*WHAT YOU SHOULD DO*
Select all lines in the records that include "Deposit".

[Dataset rows for apps and sites]
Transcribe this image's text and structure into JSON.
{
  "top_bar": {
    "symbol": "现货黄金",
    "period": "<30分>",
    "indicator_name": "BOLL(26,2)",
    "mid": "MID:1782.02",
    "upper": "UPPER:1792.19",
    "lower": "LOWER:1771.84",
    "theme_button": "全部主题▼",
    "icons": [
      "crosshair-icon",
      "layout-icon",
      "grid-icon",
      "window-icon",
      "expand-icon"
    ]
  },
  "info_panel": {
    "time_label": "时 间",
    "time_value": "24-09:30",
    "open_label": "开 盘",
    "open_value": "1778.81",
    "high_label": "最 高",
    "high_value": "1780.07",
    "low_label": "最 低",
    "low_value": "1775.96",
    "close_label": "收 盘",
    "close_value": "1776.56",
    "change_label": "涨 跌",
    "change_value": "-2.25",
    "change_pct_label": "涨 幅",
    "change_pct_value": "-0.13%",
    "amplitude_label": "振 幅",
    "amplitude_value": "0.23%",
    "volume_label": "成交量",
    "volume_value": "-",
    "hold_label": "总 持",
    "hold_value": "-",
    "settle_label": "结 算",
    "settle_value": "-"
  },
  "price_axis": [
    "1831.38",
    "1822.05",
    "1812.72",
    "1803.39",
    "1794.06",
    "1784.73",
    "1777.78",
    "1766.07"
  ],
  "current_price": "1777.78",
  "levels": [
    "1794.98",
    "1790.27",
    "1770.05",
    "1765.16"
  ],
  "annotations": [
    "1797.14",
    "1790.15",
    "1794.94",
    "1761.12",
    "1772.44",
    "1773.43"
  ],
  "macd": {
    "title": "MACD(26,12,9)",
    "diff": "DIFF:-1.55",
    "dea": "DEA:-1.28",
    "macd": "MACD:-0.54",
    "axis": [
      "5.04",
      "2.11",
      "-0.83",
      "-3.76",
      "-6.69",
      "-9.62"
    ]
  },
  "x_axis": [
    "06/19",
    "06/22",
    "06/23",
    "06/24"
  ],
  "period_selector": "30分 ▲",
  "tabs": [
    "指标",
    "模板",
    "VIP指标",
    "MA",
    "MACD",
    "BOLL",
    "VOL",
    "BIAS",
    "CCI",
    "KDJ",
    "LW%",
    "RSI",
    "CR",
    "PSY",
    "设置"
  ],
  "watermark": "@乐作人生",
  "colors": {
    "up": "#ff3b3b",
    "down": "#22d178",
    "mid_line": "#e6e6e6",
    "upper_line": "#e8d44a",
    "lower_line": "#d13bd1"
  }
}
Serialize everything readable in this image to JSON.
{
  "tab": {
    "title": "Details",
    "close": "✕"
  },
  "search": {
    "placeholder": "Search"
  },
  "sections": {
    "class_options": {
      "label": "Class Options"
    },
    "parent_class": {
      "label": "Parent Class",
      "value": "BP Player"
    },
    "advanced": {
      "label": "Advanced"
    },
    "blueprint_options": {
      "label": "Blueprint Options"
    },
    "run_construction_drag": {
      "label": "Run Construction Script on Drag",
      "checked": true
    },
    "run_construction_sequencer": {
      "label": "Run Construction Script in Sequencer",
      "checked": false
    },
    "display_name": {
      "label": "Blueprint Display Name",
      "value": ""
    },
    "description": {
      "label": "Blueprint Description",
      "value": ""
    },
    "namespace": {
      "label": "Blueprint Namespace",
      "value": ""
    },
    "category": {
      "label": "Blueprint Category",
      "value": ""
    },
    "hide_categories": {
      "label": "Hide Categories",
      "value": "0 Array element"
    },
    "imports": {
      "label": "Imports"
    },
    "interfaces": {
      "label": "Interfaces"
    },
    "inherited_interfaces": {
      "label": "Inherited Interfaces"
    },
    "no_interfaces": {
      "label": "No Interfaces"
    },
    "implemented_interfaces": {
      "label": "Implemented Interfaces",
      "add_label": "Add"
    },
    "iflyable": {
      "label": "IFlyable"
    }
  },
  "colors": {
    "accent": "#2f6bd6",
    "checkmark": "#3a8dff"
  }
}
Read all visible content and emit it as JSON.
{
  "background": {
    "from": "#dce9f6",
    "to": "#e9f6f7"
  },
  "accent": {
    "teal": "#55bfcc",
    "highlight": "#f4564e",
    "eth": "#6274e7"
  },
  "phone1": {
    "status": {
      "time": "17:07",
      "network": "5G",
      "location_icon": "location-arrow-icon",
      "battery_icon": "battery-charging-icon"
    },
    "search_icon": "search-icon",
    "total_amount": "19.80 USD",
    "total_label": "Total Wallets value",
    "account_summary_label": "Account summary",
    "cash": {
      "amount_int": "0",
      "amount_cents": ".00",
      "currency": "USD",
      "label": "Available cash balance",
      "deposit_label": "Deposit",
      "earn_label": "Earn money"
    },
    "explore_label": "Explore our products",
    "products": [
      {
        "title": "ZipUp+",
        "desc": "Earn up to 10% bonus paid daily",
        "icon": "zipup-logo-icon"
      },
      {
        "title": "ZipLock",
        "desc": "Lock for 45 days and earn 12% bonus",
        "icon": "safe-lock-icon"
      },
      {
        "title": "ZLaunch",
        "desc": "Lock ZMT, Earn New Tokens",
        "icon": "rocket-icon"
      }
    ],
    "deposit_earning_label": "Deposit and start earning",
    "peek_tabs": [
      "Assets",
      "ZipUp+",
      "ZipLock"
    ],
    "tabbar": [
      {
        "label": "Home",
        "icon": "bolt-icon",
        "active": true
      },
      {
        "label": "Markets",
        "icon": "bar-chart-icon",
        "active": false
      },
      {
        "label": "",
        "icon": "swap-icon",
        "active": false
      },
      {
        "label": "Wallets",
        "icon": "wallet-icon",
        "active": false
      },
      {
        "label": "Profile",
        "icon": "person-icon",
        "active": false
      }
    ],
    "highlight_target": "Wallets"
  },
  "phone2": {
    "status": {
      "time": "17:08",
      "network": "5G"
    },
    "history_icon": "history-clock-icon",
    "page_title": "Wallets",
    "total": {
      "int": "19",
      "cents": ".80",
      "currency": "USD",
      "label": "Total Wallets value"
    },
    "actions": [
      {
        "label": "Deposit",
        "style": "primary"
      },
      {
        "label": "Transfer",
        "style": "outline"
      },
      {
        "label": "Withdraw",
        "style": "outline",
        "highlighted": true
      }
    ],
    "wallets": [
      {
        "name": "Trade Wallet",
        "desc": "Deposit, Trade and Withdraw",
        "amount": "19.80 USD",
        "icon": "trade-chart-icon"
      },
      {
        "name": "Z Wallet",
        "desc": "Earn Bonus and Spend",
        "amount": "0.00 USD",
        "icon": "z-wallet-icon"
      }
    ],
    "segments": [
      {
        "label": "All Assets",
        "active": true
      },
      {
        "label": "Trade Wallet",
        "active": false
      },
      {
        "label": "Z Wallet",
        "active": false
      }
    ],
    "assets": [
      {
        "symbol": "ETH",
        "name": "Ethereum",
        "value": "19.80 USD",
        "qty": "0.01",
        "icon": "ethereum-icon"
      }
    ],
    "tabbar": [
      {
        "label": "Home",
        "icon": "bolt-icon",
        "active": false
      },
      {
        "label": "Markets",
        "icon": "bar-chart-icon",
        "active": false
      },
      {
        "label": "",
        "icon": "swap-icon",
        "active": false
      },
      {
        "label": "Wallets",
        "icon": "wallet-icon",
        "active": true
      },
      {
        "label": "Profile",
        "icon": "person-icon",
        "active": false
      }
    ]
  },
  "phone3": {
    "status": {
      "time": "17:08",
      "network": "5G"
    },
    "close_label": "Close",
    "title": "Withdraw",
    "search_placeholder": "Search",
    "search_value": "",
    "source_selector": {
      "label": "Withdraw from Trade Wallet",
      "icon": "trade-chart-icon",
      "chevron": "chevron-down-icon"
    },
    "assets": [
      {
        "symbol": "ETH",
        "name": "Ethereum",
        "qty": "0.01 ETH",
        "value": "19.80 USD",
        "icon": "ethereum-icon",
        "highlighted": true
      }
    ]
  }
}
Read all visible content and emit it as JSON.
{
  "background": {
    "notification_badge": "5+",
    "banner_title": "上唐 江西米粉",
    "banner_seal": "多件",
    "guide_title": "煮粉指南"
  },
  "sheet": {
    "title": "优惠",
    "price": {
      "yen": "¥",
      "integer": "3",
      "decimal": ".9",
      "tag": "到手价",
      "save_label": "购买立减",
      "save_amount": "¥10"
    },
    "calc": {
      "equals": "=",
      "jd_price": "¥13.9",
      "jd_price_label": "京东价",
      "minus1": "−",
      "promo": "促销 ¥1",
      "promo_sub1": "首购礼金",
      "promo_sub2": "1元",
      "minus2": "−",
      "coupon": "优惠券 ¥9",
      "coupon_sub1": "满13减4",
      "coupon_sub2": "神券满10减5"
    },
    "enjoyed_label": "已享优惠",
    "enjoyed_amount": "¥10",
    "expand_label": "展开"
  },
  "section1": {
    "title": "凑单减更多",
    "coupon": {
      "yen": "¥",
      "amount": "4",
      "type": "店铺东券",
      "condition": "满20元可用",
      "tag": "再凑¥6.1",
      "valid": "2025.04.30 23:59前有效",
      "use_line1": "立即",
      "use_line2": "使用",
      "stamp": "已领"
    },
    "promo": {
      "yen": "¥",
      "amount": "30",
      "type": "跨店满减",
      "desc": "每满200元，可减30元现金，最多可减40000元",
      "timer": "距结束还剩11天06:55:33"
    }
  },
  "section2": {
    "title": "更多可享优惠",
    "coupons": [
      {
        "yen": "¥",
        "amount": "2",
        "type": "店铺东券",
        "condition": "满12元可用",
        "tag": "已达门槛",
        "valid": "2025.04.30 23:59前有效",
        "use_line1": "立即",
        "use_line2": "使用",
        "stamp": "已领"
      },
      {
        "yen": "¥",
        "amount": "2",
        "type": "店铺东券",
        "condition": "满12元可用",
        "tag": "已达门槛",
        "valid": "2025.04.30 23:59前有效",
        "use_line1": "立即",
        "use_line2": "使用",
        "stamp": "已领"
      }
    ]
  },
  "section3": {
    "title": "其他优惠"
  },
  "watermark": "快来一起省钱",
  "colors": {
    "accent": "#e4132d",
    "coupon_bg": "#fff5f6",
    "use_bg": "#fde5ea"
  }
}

*RESPONSE BELOW*
      "deposit_label": "Deposit",
    "deposit_earning_label": "Deposit and start earning",
        "label": "Deposit",
        "desc": "Deposit, Trade and Withdraw",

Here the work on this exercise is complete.